Women are not being treated “appropriately” when it comes to gynaecological health, with some facing a lack of dignity and respect, or difficulty getting information and referrals, according to MPs.
Patients with problems, such as fibroids and endometriosis, said they had trouble getting their GPs to take their problems seriously and that it was a “battle” to get an appointment with a specialist.
“I was shocked by some of the stories we heard”
Some told MPs on the All-Party Parliamentary Group on Women’s Health they felt they were not always believed and there was an implication that “it was all in my head”.
In response, the Royal College of Nursing said clinical nurse specialists were in a “prime position” to provide care for such patients and it was vital they received the necessary training and recognition.
The MPs’ report – titled Informed Choice? Giving women control of their healthcare – was based on a survey of over 2,600 women with fibroids or endometriosis, and found 42% of respondents said that they were not treated with dignity and respect.
In addition, 62% of women said they were not satisfied with the information that they received about treatment options for fibroids and endometriosis.
“Clinical nurse specialists are in a prime position to provide high level individualised care”
Meanwhile, nearly 50% of women with fibroids and endometriosis reported that they were not told about the short-term or long-term complications from their treatment.
The MPs said other findings suggested that “basic” standards of care were “all too rare”.
For example, 40% of women with endometriosis needed 10 GP appointments or more before being referred, 39% sought a second opinion and 67% got most of their information from the internet.
Among trusts, only 16% provided women with written information about heavy menstrual bleeding and pelvic pain, while 86% could not provide information on how many diagnostic tests were needed to diagnose endometriosis and fibroids.
The MPs suggested that “some simple changes” and a “shift in the way that the NHS thinks about women’s gynaecological health” could result in a “vast difference” to the lives of millions of women.
The report called for women to be offered written information on gynaecological issues with a full range of information about the condition and what their options are.

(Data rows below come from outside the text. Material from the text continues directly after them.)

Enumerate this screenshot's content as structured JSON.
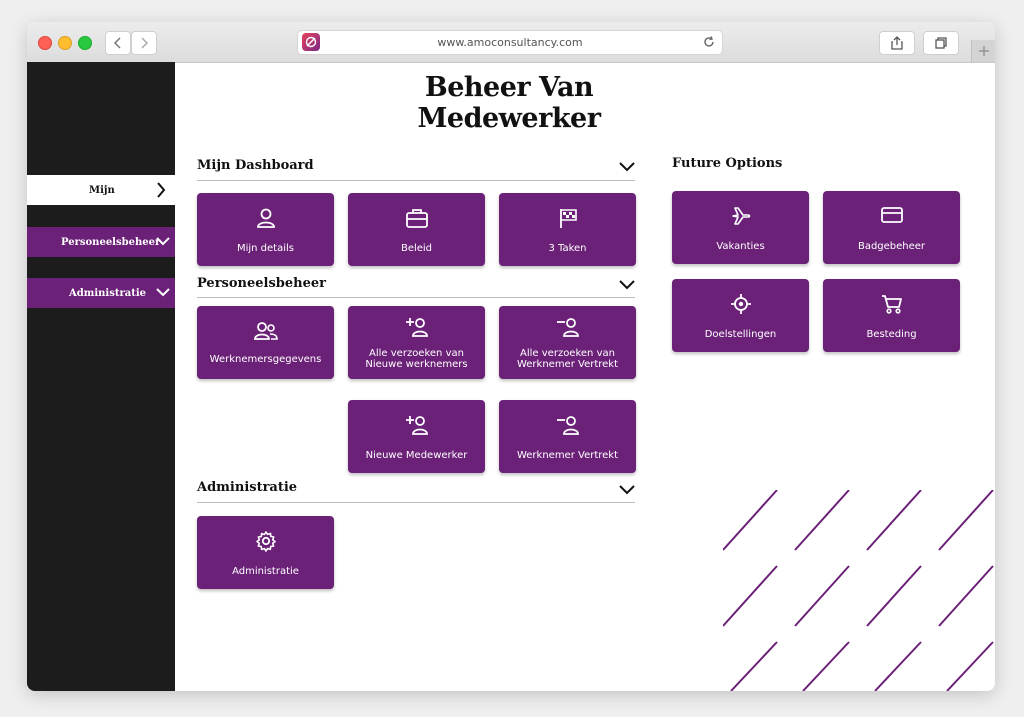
{
  "browser": {
    "url": "www.amoconsultancy.com"
  },
  "sidebar": {
    "items": [
      {
        "label": "Mijn"
      },
      {
        "label": "Personeelsbeheer"
      },
      {
        "label": "Administratie"
      }
    ]
  },
  "page": {
    "title": "Beheer Van Medewerker"
  },
  "sections": {
    "dashboard": {
      "title": "Mijn Dashboard",
      "cards": [
        {
          "label": "Mijn details",
          "icon": "user-icon"
        },
        {
          "label": "Beleid",
          "icon": "briefcase-icon"
        },
        {
          "label": "3 Taken",
          "icon": "flag-icon"
        }
      ]
    },
    "personeel": {
      "title": "Personeelsbeheer",
      "cards": [
        {
          "label": "Werknemersgegevens",
          "icon": "users-icon"
        },
        {
          "label_line1": "Alle verzoeken van",
          "label_line2": "Nieuwe werknemers",
          "icon": "user-plus-icon"
        },
        {
          "label_line1": "Alle verzoeken van",
          "label_line2": "Werknemer Vertrekt",
          "icon": "user-minus-icon"
        },
        {
          "label": "Nieuwe Medewerker",
          "icon": "user-plus-icon"
        },
        {
          "label": "Werknemer Vertrekt",
          "icon": "user-minus-icon"
        }
      ]
    },
    "administratie": {
      "title": "Administratie",
      "cards": [
        {
          "label": "Administratie",
          "icon": "gear-icon"
        }
      ]
    },
    "future": {
      "title": "Future Options",
      "cards": [
        {
          "label": "Vakanties",
          "icon": "plane-icon"
        },
        {
          "label": "Badgebeheer",
          "icon": "credit-card-icon"
        },
        {
          "label": "Doelstellingen",
          "icon": "target-icon"
        },
        {
          "label": "Besteding",
          "icon": "cart-icon"
        }
      ]
    }
  },
  "colors": {
    "accent": "#6b2178",
    "sidebar": "#1c1c1c"
  }
}
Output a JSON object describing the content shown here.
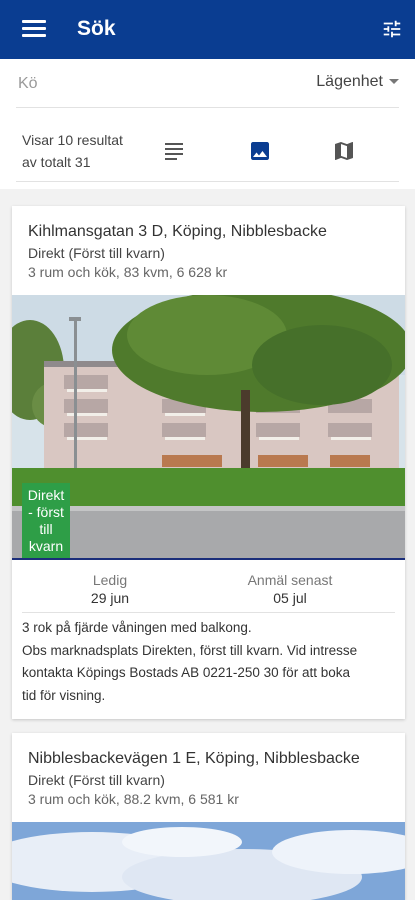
{
  "appbar": {
    "title": "Sök",
    "menu_icon": "menu-icon",
    "filter_icon": "tune-icon",
    "color": "#0a3d91"
  },
  "search": {
    "queue_label": "Kö",
    "type_value": "Lägenhet",
    "results_line1": "Visar 10 resultat",
    "results_line2": "av totalt 31",
    "view_icons": [
      "list-icon",
      "image-icon",
      "map-icon"
    ]
  },
  "listings": [
    {
      "address": "Kihlmansgatan 3 D, Köping, Nibblesbacke",
      "type": "Direkt (Först till kvarn)",
      "size": "3 rum och kök, 83 kvm, 6 628 kr",
      "badge_line1": "Direkt",
      "badge_line2": "- först",
      "badge_line3": "till",
      "badge_line4": "kvarn",
      "ledig_label": "Ledig",
      "ledig_value": "29 jun",
      "anmal_label": "Anmäl senast",
      "anmal_value": "05 jul",
      "desc_line1": "3 rok på fjärde våningen med balkong.",
      "desc_line2": "Obs marknadsplats Direkten, först till kvarn. Vid intresse",
      "desc_line3": "kontakta Köpings Bostads AB 0221-250 30 för att boka",
      "desc_line4": "tid för visning."
    },
    {
      "address": "Nibblesbackevägen 1 E, Köping, Nibblesbacke",
      "type": "Direkt (Först till kvarn)",
      "size": "3 rum och kök, 88.2 kvm, 6 581 kr"
    }
  ]
}
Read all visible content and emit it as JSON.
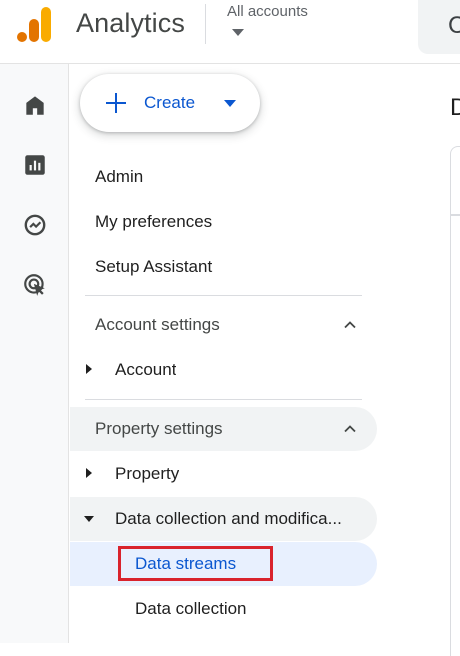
{
  "app": {
    "title": "Analytics"
  },
  "account_selector": {
    "label": "All accounts"
  },
  "colors": {
    "logo_dark": "#e37400",
    "logo_light": "#f9ab00",
    "accent": "#0b57d0",
    "highlight_box": "#d9232d"
  },
  "rail": {
    "items": [
      {
        "icon": "home-icon"
      },
      {
        "icon": "reports-icon"
      },
      {
        "icon": "explore-icon"
      },
      {
        "icon": "advertising-icon"
      }
    ]
  },
  "create_button": {
    "label": "Create"
  },
  "menu": {
    "admin": "Admin",
    "preferences": "My preferences",
    "setup": "Setup Assistant"
  },
  "sections": {
    "account_settings": {
      "label": "Account settings",
      "items": {
        "account": "Account"
      }
    },
    "property_settings": {
      "label": "Property settings",
      "items": {
        "property": "Property",
        "data_collection_group": "Data collection and modifica...",
        "data_streams": "Data streams",
        "data_collection": "Data collection"
      }
    }
  },
  "main_peek": {
    "heading_initial": "D"
  },
  "search_peek": {
    "glyph": "C"
  }
}
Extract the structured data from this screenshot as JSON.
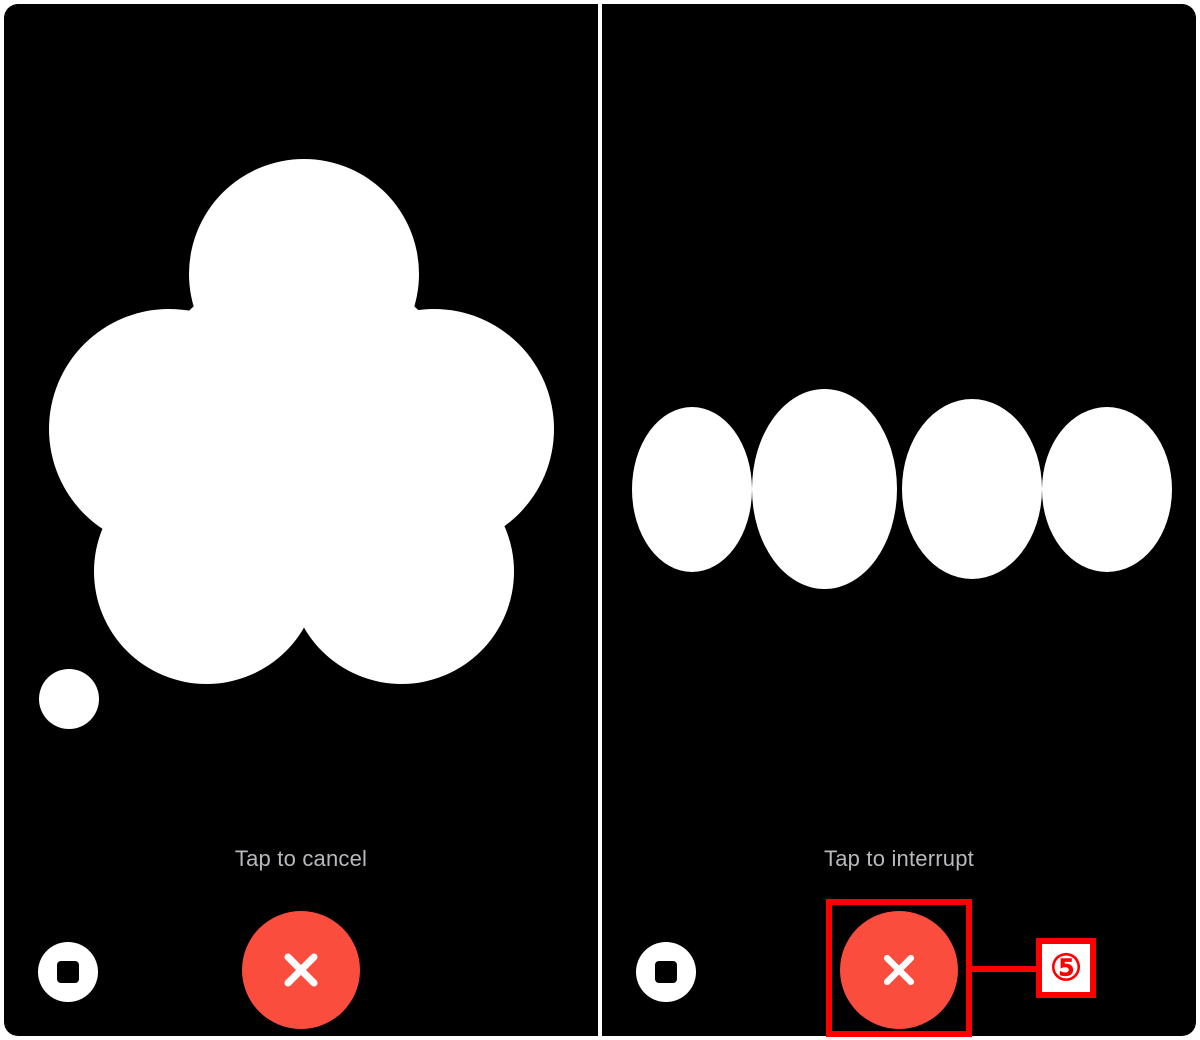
{
  "colors": {
    "accent_red": "#fb4d3d",
    "annotation_red": "#ff0000",
    "hint_text": "#b8b8be",
    "panel_bg": "#000000",
    "bubble_fill": "#ffffff"
  },
  "left_panel": {
    "hint_text": "Tap to cancel",
    "stop_icon": "stop-icon",
    "close_icon": "close-icon"
  },
  "right_panel": {
    "hint_text": "Tap to interrupt",
    "stop_icon": "stop-icon",
    "close_icon": "close-icon",
    "annotation_label": "⑤"
  }
}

For example, the same generic leaflets, endorsed by relevant clinical bodies and patient groups, should be made available at all centres, trusts and gynaecology clinics.
“These are both conditions that GPs and our teams are aware of and take seriously”
GPs, secondary care clinicians and nurses should also “provide or signpost” women to high quality information and resources about endometriosis and fibroids, their impact and treatment options.
There should also be an endorsed best practice pathway, so patients were streamlined more quickly into the right care – reducing unplanned admissions and ensuring better access to all treatments.
Paula Sherriff, chair of the group and Labour MP for Dewsbury in West Yorkshire, said she was “shocked by some of the stories” that she heard during the investigation for the report.
“The statistics in this report show that women are all too often dismissed by healthcare professionals when discussing their symptoms and choices,” she said. “The fact that almost 50% of women did not feel that they were treated with dignity and respect is appalling.”
She added: “The fact that women feel the need to seek further advice and they are not satisfied with the information that professionals give them shows that more needs to be done to empower women so they can make these choices. Women should be given the full range of information, in a written format, so they are able to make an informed choice.”
Women facing ‘barriers’ to gynaecological healthcare
Carmel Bagness, RCN professional lead for midwifery and women’s health, said: “This report shows the critical need to raise awareness of menstrual health problems across the country – among women and within the health service itself.
“It’s time debilitating conditions like endometriosis were taken seriously,” she said. “Every woman should be treated with respect, whatever their condition, and enabled to receive the best care possible.
“We urgently need to change how these conditions are viewed. All healthcare staff need to be fully prepared to support women and empower them to manage their conditions by providing all the information available,” said Ms Bagness.
She added: “Clinical nurse specialists are in a prime position to provide high level individualised care. It is vital that they receive the training and the recognition they need to enhance this area of care, so that all women get the treatment they need and deserve.”
helen stokes lampard blog image
Responding to the report, Professor Helen Stokes-Lampard, chair of the Royal College of GPs, said: “We know that both endometriosis and fibroids can cause women considerable pain and distress, and these are both conditions that GPs and our teams are aware of and take seriously.
She added: “It is regrettable that so many women in this paper have reported a negative experience in obtaining a diagnosis – but the sample is small, and the report itself recognises that it is unlikely to be representative of all women’s experiences. Nevertheless, all of our patients should be treated with dignity and respect.
“The college has recognised women’s health as a clinical priority over the next 12 months and will shortly embark on a programme of work to develop resources to support GPs and our teams in the identification and treatment of women’s health issues,” she said.